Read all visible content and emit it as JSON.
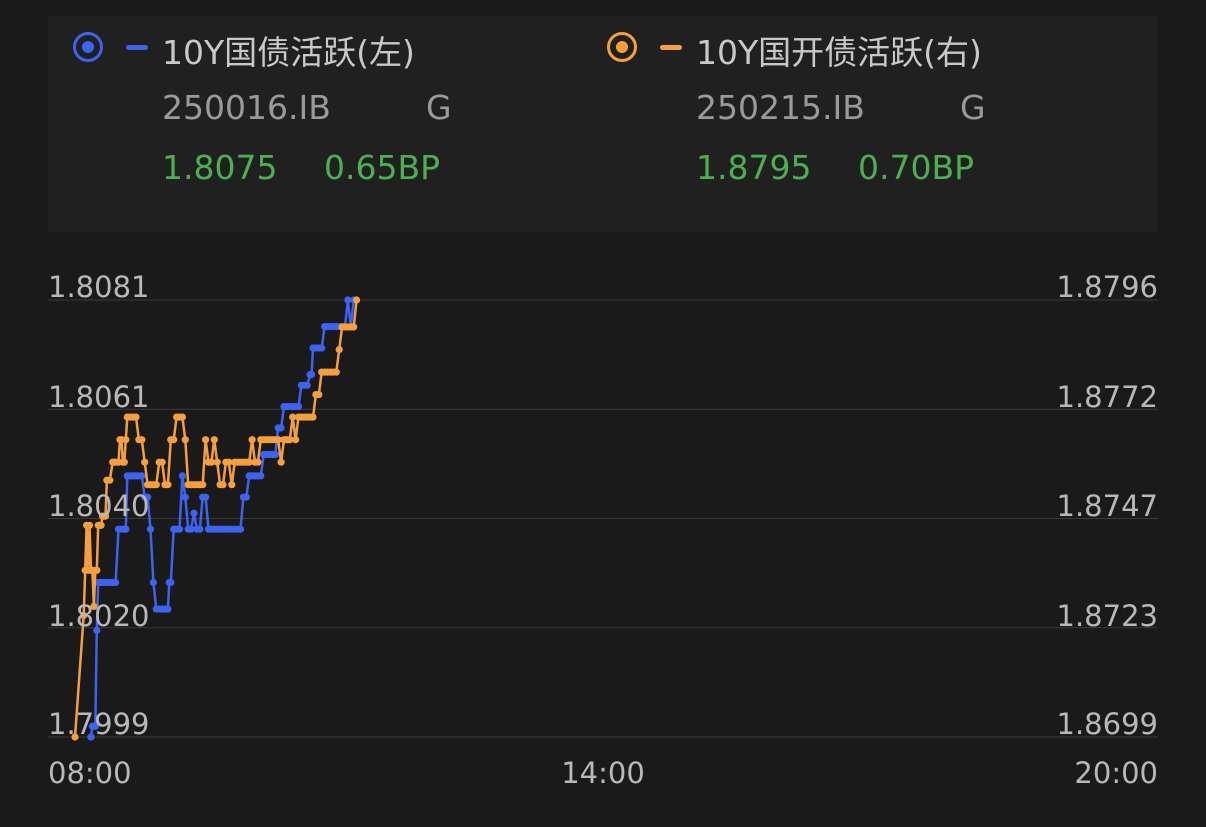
{
  "legend": [
    {
      "name": "10Y国债活跃(左)",
      "code": "250016.IB",
      "grade": "G",
      "yield": "1.8075",
      "change": "0.65BP",
      "color": "#3d63f0"
    },
    {
      "name": "10Y国开债活跃(右)",
      "code": "250215.IB",
      "grade": "G",
      "yield": "1.8795",
      "change": "0.70BP",
      "color": "#f5a03c"
    }
  ],
  "colors": {
    "background": "#1a1a1a",
    "panel": "#202020",
    "grid": "#3a3a3a",
    "axis_text": "#b8b8b8",
    "value_up": "#4caf50"
  },
  "chart_data": {
    "type": "line",
    "x_axis": {
      "ticks": [
        "08:00",
        "14:00",
        "20:00"
      ],
      "range_minutes": [
        0,
        720
      ]
    },
    "y_left": {
      "ticks": [
        "1.8081",
        "1.8061",
        "1.8040",
        "1.8020",
        "1.7999"
      ],
      "range": [
        1.7999,
        1.8081
      ]
    },
    "y_right": {
      "ticks": [
        "1.8796",
        "1.8772",
        "1.8747",
        "1.8723",
        "1.8699"
      ],
      "range": [
        1.8699,
        1.8796
      ]
    },
    "grid": true,
    "series": [
      {
        "name": "10Y国债活跃(左)",
        "axis": "left",
        "color": "#3d63f0",
        "minutes": [
          11,
          11,
          12,
          13,
          14,
          15,
          16,
          18,
          20,
          22,
          24,
          26,
          28,
          30,
          32,
          34,
          35,
          36,
          38,
          40,
          42,
          44,
          46,
          48,
          50,
          52,
          54,
          56,
          58,
          60,
          62,
          64,
          65,
          66,
          68,
          69,
          70,
          72,
          74,
          76,
          78,
          80,
          82,
          84,
          86,
          88,
          90,
          92,
          94,
          96,
          98,
          100,
          102,
          104,
          106,
          108,
          110,
          112,
          114,
          116,
          118,
          120,
          122,
          124,
          126,
          128,
          130,
          132,
          134,
          136,
          138,
          140,
          142,
          144,
          146,
          148,
          150,
          152,
          154,
          156,
          158,
          160,
          162,
          163,
          164,
          166,
          168,
          170,
          172,
          174,
          176,
          178,
          180,
          182,
          184,
          186,
          188,
          190,
          192
        ],
        "values": [
          1.7999,
          1.7999,
          1.8001,
          1.8001,
          1.8001,
          1.8019,
          1.8028,
          1.8028,
          1.8028,
          1.8028,
          1.8028,
          1.8028,
          1.8028,
          1.8038,
          1.8038,
          1.8038,
          1.8038,
          1.8048,
          1.8048,
          1.8048,
          1.8048,
          1.8048,
          1.8048,
          1.8044,
          1.8044,
          1.8038,
          1.8028,
          1.8023,
          1.8023,
          1.8023,
          1.8023,
          1.8023,
          1.8028,
          1.8028,
          1.8038,
          1.8038,
          1.8038,
          1.8038,
          1.8048,
          1.8044,
          1.8038,
          1.8038,
          1.8041,
          1.8038,
          1.8038,
          1.8044,
          1.8044,
          1.8038,
          1.8038,
          1.8038,
          1.8038,
          1.8038,
          1.8038,
          1.8038,
          1.8038,
          1.8038,
          1.8038,
          1.8038,
          1.8038,
          1.8044,
          1.8044,
          1.8048,
          1.8048,
          1.8048,
          1.8048,
          1.8048,
          1.8052,
          1.8052,
          1.8052,
          1.8052,
          1.8052,
          1.8057,
          1.8057,
          1.8061,
          1.8061,
          1.8061,
          1.8061,
          1.8061,
          1.8061,
          1.8065,
          1.8065,
          1.8065,
          1.8067,
          1.8067,
          1.8072,
          1.8072,
          1.8072,
          1.8072,
          1.8076,
          1.8076,
          1.8076,
          1.8076,
          1.8076,
          1.8076,
          1.8076,
          1.8076,
          1.8081,
          1.8076,
          1.8081
        ]
      },
      {
        "name": "10Y国开债活跃(右)",
        "axis": "right",
        "color": "#f5a03c",
        "minutes": [
          0,
          6,
          7,
          8,
          9,
          10,
          11,
          12,
          13,
          14,
          15,
          16,
          17,
          18,
          19,
          20,
          21,
          22,
          24,
          26,
          27,
          28,
          30,
          31,
          32,
          33,
          34,
          35,
          36,
          38,
          40,
          42,
          44,
          46,
          48,
          50,
          52,
          54,
          56,
          58,
          60,
          62,
          64,
          66,
          68,
          70,
          72,
          74,
          76,
          78,
          80,
          82,
          84,
          86,
          88,
          90,
          92,
          94,
          96,
          98,
          100,
          102,
          104,
          106,
          108,
          110,
          112,
          114,
          116,
          118,
          120,
          122,
          124,
          126,
          128,
          130,
          132,
          134,
          136,
          138,
          140,
          142,
          144,
          146,
          148,
          150,
          152,
          154,
          156,
          158,
          160,
          162,
          164,
          166,
          168,
          170,
          172,
          174,
          176,
          178,
          180,
          182,
          184,
          186,
          188,
          190,
          192,
          194
        ],
        "values": [
          1.8699,
          1.8726,
          1.8736,
          1.8746,
          1.8736,
          1.8746,
          1.8736,
          1.8736,
          1.8728,
          1.8736,
          1.8736,
          1.8746,
          1.8746,
          1.8746,
          1.8748,
          1.8748,
          1.8748,
          1.8756,
          1.8756,
          1.876,
          1.876,
          1.876,
          1.876,
          1.8765,
          1.8765,
          1.876,
          1.876,
          1.8765,
          1.877,
          1.877,
          1.877,
          1.877,
          1.8765,
          1.8765,
          1.876,
          1.8755,
          1.8755,
          1.8755,
          1.8755,
          1.876,
          1.876,
          1.8755,
          1.8755,
          1.8765,
          1.8765,
          1.877,
          1.877,
          1.877,
          1.8765,
          1.8755,
          1.8755,
          1.8755,
          1.8755,
          1.8755,
          1.8755,
          1.8765,
          1.876,
          1.876,
          1.8765,
          1.876,
          1.8755,
          1.8755,
          1.876,
          1.876,
          1.8755,
          1.876,
          1.876,
          1.876,
          1.876,
          1.876,
          1.876,
          1.8765,
          1.876,
          1.876,
          1.8765,
          1.8765,
          1.8765,
          1.8765,
          1.8765,
          1.8765,
          1.8765,
          1.876,
          1.8765,
          1.8765,
          1.8765,
          1.877,
          1.8765,
          1.877,
          1.877,
          1.877,
          1.877,
          1.877,
          1.877,
          1.8775,
          1.8775,
          1.878,
          1.878,
          1.878,
          1.878,
          1.878,
          1.878,
          1.8785,
          1.879,
          1.879,
          1.879,
          1.879,
          1.879,
          1.8796
        ]
      }
    ]
  }
}
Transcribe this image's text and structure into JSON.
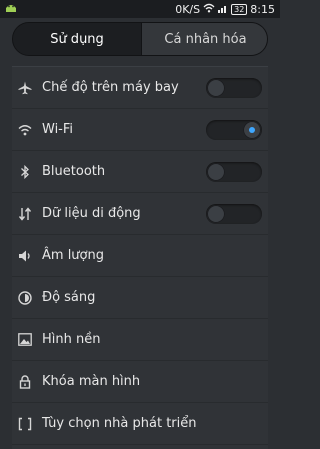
{
  "status_bar": {
    "network_speed": "0K/S",
    "battery": "32",
    "time": "8:15"
  },
  "tabs": {
    "active": "Sử dụng",
    "inactive": "Cá nhân hóa"
  },
  "settings": [
    {
      "label": "Chế độ trên máy bay",
      "icon": "airplane-icon",
      "toggle": "off"
    },
    {
      "label": "Wi-Fi",
      "icon": "wifi-icon",
      "toggle": "on"
    },
    {
      "label": "Bluetooth",
      "icon": "bluetooth-icon",
      "toggle": "off"
    },
    {
      "label": "Dữ liệu di động",
      "icon": "data-arrows-icon",
      "toggle": "off"
    },
    {
      "label": "Âm lượng",
      "icon": "volume-icon"
    },
    {
      "label": "Độ sáng",
      "icon": "brightness-icon"
    },
    {
      "label": "Hình nền",
      "icon": "image-icon"
    },
    {
      "label": "Khóa màn hình",
      "icon": "lock-icon"
    },
    {
      "label": "Tùy chọn nhà phát triển",
      "icon": "brackets-icon"
    }
  ],
  "colors": {
    "accent": "#3fa7ff"
  }
}
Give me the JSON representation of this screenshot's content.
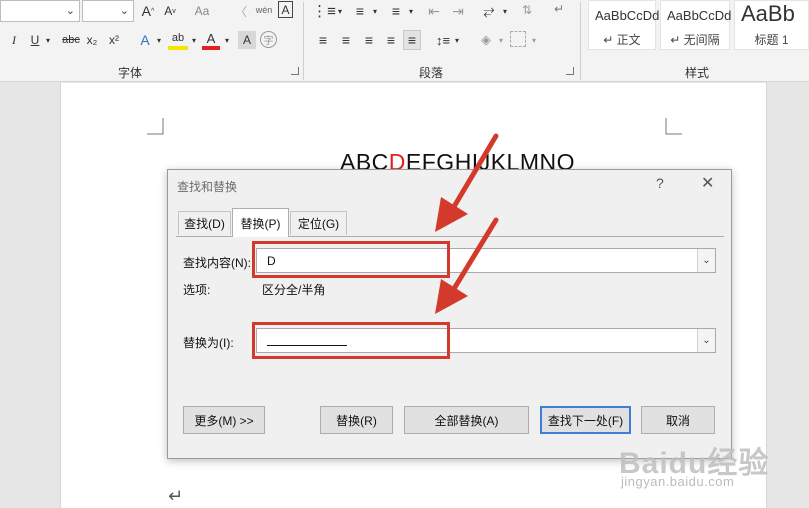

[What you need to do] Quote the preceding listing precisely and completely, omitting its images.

[Your response]
Read all visible content and emit it as JSON.
{
  "legend": [
    {
      "name": "10Y国债活跃(左)",
      "code": "250016.IB",
      "grade": "G",
      "yield": "1.8075",
      "change": "0.65BP",
      "color": "#3d63f0"
    },
    {
      "name": "10Y国开债活跃(右)",
      "code": "250215.IB",
      "grade": "G",
      "yield": "1.8795",
      "change": "0.70BP",
      "color": "#f5a03c"
    }
  ],
  "colors": {
    "background": "#1a1a1a",
    "panel": "#202020",
    "grid": "#3a3a3a",
    "axis_text": "#b8b8b8",
    "value_up": "#4caf50"
  },
  "chart_data": {
    "type": "line",
    "x_axis": {
      "ticks": [
        "08:00",
        "14:00",
        "20:00"
      ],
      "range_minutes": [
        0,
        720
      ]
    },
    "y_left": {
      "ticks": [
        "1.8081",
        "1.8061",
        "1.8040",
        "1.8020",
        "1.7999"
      ],
      "range": [
        1.7999,
        1.8081
      ]
    },
    "y_right": {
      "ticks": [
        "1.8796",
        "1.8772",
        "1.8747",
        "1.8723",
        "1.8699"
      ],
      "range": [
        1.8699,
        1.8796
      ]
    },
    "grid": true,
    "series": [
      {
        "name": "10Y国债活跃(左)",
        "axis": "left",
        "color": "#3d63f0",
        "minutes": [
          11,
          11,
          12,
          13,
          14,
          15,
          16,
          18,
          20,
          22,
          24,
          26,
          28,
          30,
          32,
          34,
          35,
          36,
          38,
          40,
          42,
          44,
          46,
          48,
          50,
          52,
          54,
          56,
          58,
          60,
          62,
          64,
          65,
          66,
          68,
          69,
          70,
          72,
          74,
          76,
          78,
          80,
          82,
          84,
          86,
          88,
          90,
          92,
          94,
          96,
          98,
          100,
          102,
          104,
          106,
          108,
          110,
          112,
          114,
          116,
          118,
          120,
          122,
          124,
          126,
          128,
          130,
          132,
          134,
          136,
          138,
          140,
          142,
          144,
          146,
          148,
          150,
          152,
          154,
          156,
          158,
          160,
          162,
          163,
          164,
          166,
          168,
          170,
          172,
          174,
          176,
          178,
          180,
          182,
          184,
          186,
          188,
          190,
          192
        ],
        "values": [
          1.7999,
          1.7999,
          1.8001,
          1.8001,
          1.8001,
          1.8019,
          1.8028,
          1.8028,
          1.8028,
          1.8028,
          1.8028,
          1.8028,
          1.8028,
          1.8038,
          1.8038,
          1.8038,
          1.8038,
          1.8048,
          1.8048,
          1.8048,
          1.8048,
          1.8048,
          1.8048,
          1.8044,
          1.8044,
          1.8038,
          1.8028,
          1.8023,
          1.8023,
          1.8023,
          1.8023,
          1.8023,
          1.8028,
          1.8028,
          1.8038,
          1.8038,
          1.8038,
          1.8038,
          1.8048,
          1.8044,
          1.8038,
          1.8038,
          1.8041,
          1.8038,
          1.8038,
          1.8044,
          1.8044,
          1.8038,
          1.8038,
          1.8038,
          1.8038,
          1.8038,
          1.8038,
          1.8038,
          1.8038,
          1.8038,
          1.8038,
          1.8038,
          1.8038,
          1.8044,
          1.8044,
          1.8048,
          1.8048,
          1.8048,
          1.8048,
          1.8048,
          1.8052,
          1.8052,
          1.8052,
          1.8052,
          1.8052,
          1.8057,
          1.8057,
          1.8061,
          1.8061,
          1.8061,
          1.8061,
          1.8061,
          1.8061,
          1.8065,
          1.8065,
          1.8065,
          1.8067,
          1.8067,
          1.8072,
          1.8072,
          1.8072,
          1.8072,
          1.8076,
          1.8076,
          1.8076,
          1.8076,
          1.8076,
          1.8076,
          1.8076,
          1.8076,
          1.8081,
          1.8076,
          1.8081
        ]
      },
      {
        "name": "10Y国开债活跃(右)",
        "axis": "right",
        "color": "#f5a03c",
        "minutes": [
          0,
          6,
          7,
          8,
          9,
          10,
          11,
          12,
          13,
          14,
          15,
          16,
          17,
          18,
          19,
          20,
          21,
          22,
          24,
          26,
          27,
          28,
          30,
          31,
          32,
          33,
          34,
          35,
          36,
          38,
          40,
          42,
          44,
          46,
          48,
          50,
          52,
          54,
          56,
          58,
          60,
          62,
          64,
          66,
          68,
          70,
          72,
          74,
          76,
          78,
          80,
          82,
          84,
          86,
          88,
          90,
          92,
          94,
          96,
          98,
          100,
          102,
          104,
          106,
          108,
          110,
          112,
          114,
          116,
          118,
          120,
          122,
          124,
          126,
          128,
          130,
          132,
          134,
          136,
          138,
          140,
          142,
          144,
          146,
          148,
          150,
          152,
          154,
          156,
          158,
          160,
          162,
          164,
          166,
          168,
          170,
          172,
          174,
          176,
          178,
          180,
          182,
          184,
          186,
          188,
          190,
          192,
          194
        ],
        "values": [
          1.8699,
          1.8726,
          1.8736,
          1.8746,
          1.8736,
          1.8746,
          1.8736,
          1.8736,
          1.8728,
          1.8736,
          1.8736,
          1.8746,
          1.8746,
          1.8746,
          1.8748,
          1.8748,
          1.8748,
          1.8756,
          1.8756,
          1.876,
          1.876,
          1.876,
          1.876,
          1.8765,
          1.8765,
          1.876,
          1.876,
          1.8765,
          1.877,
          1.877,
          1.877,
          1.877,
          1.8765,
          1.8765,
          1.876,
          1.8755,
          1.8755,
          1.8755,
          1.8755,
          1.876,
          1.876,
          1.8755,
          1.8755,
          1.8765,
          1.8765,
          1.877,
          1.877,
          1.877,
          1.8765,
          1.8755,
          1.8755,
          1.8755,
          1.8755,
          1.8755,
          1.8755,
          1.8765,
          1.876,
          1.876,
          1.8765,
          1.876,
          1.8755,
          1.8755,
          1.876,
          1.876,
          1.8755,
          1.876,
          1.876,
          1.876,
          1.876,
          1.876,
          1.876,
          1.8765,
          1.876,
          1.876,
          1.8765,
          1.8765,
          1.8765,
          1.8765,
          1.8765,
          1.8765,
          1.8765,
          1.876,
          1.8765,
          1.8765,
          1.8765,
          1.877,
          1.8765,
          1.877,
          1.877,
          1.877,
          1.877,
          1.877,
          1.877,
          1.8775,
          1.8775,
          1.878,
          1.878,
          1.878,
          1.878,
          1.878,
          1.878,
          1.8785,
          1.879,
          1.879,
          1.879,
          1.879,
          1.879,
          1.8796
        ]
      }
    ]
  }
}
Transcribe this image's text and structure into JSON.
{
  "status_bar": {
    "network_speed": "0K/S",
    "battery": "32",
    "time": "8:15"
  },
  "tabs": {
    "active": "Sử dụng",
    "inactive": "Cá nhân hóa"
  },
  "settings": [
    {
      "label": "Chế độ trên máy bay",
      "icon": "airplane-icon",
      "toggle": "off"
    },
    {
      "label": "Wi-Fi",
      "icon": "wifi-icon",
      "toggle": "on"
    },
    {
      "label": "Bluetooth",
      "icon": "bluetooth-icon",
      "toggle": "off"
    },
    {
      "label": "Dữ liệu di động",
      "icon": "data-arrows-icon",
      "toggle": "off"
    },
    {
      "label": "Âm lượng",
      "icon": "volume-icon"
    },
    {
      "label": "Độ sáng",
      "icon": "brightness-icon"
    },
    {
      "label": "Hình nền",
      "icon": "image-icon"
    },
    {
      "label": "Khóa màn hình",
      "icon": "lock-icon"
    },
    {
      "label": "Tùy chọn nhà phát triển",
      "icon": "brackets-icon"
    }
  ],
  "colors": {
    "accent": "#3fa7ff"
  }
}
Give me the JSON representation of this screenshot's content.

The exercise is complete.